1813: Americans capture Fort George, Canada.

1919: A U.S. Navy seaplane completes the first transatlantic flight.

1940: Units from Germanys SS Deaths Head division battle British troops just 50 miles from the port at Dunkirk, in northern France, as Britains Expeditionary Force continues to fight to evacuate France.

1941: The German battleship Bismarck is sunk by British naval and air forces.

1942: German General Rommel begins a major offensive in Libya with his Afrika Korps.

1944: American General MacArthur lands on Biak Island in New Guinea.

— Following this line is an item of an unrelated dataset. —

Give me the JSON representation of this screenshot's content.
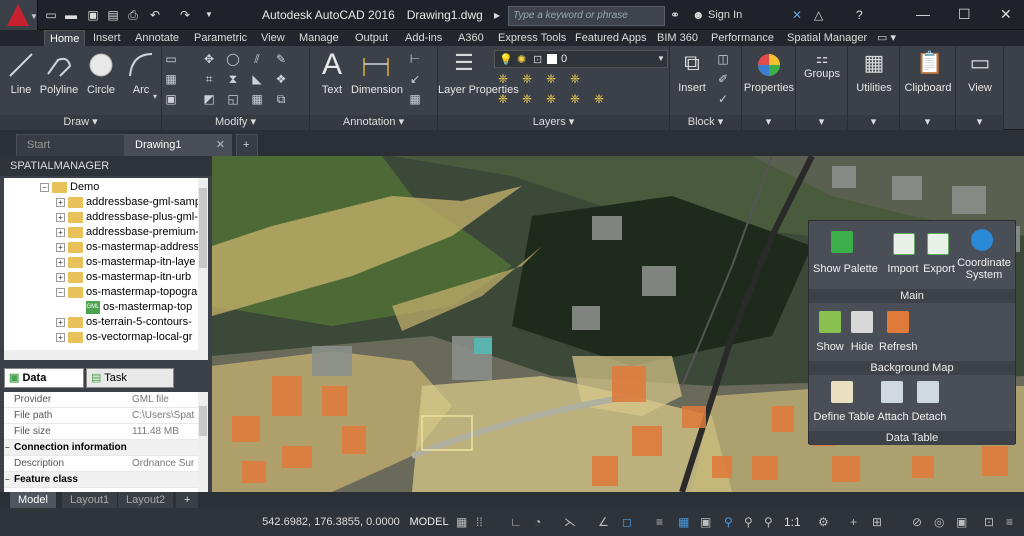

1965: Augmenting the vital role now being played by U.S. aircraft carriers, whose planes participated in many of the raids over South and North Vietnam, U.S. warships from the 7th Fleet begin to fire on Viet Cong targets in the central area of South Vietnam.